American actor John Garfield, when judged by looks and attitude alone, seemed more the pugnacious, defiant urban thug than one of Hollywood's most respected dramatic actors of the '30s and '40s. As evidence of his popularity, despite the fact that many insiders considered Garfield's personal ways and beliefs a bit radical, the attendance at his funeral in 1952 broke the records set at Rudolph Valentino's funeral.
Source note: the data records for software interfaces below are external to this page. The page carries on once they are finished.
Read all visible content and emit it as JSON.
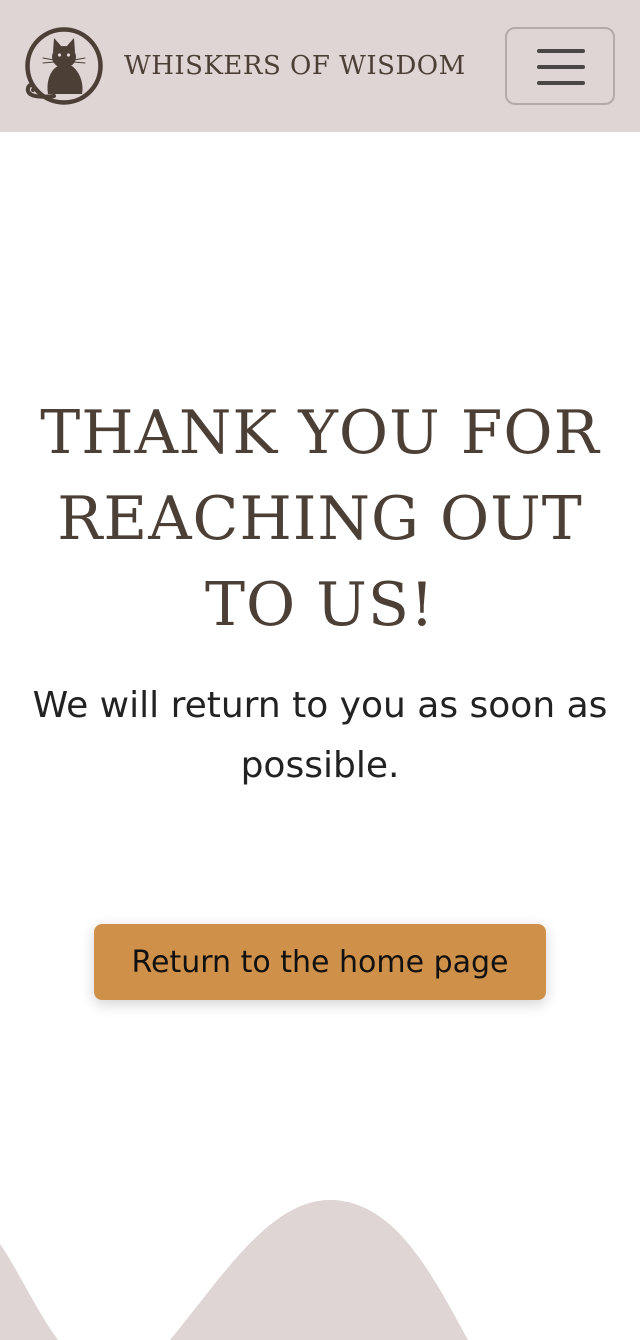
{
  "header": {
    "brand_name": "WHISKERS OF WISDOM",
    "logo_icon": "cat-logo-icon",
    "menu_icon": "hamburger-menu-icon"
  },
  "main": {
    "heading": "THANK YOU FOR REACHING OUT TO US!",
    "message": "We will return to you as soon as possible.",
    "home_button_label": "Return to the home page"
  },
  "colors": {
    "header_background": "#dfd5d4",
    "brand_text": "#4c3f36",
    "heading_text": "#4c3f36",
    "body_text": "#222222",
    "button_background": "#cf914a",
    "wave": "#dfd5d4",
    "page_background": "#ffffff"
  }
}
He was born Julius Garfinkle, the son of poor Jewish immigrants from New York's Lower-East-Side ghettos. Poverty was the norm there, and life was tough. Young Garfield's juvenile delinquent tendencies landed him in a special school for problem children. Still, it was almost inevitable that he would get involved with neighborhood street gangs. He may have remained on those streets struggling to survive, had Garfield not had a special gift for debate, a talent that won him a state-wide contest sponsored by the New York Times. The ensuing scholarship gained him entrance into the Ouspenskaya Drama School and an apprenticeship in repertory theater. Afterward, Garfield hit the road and became a freight-train-hopping hobo and transient worker, but by the late 1930s he returned home to join the Group Theater.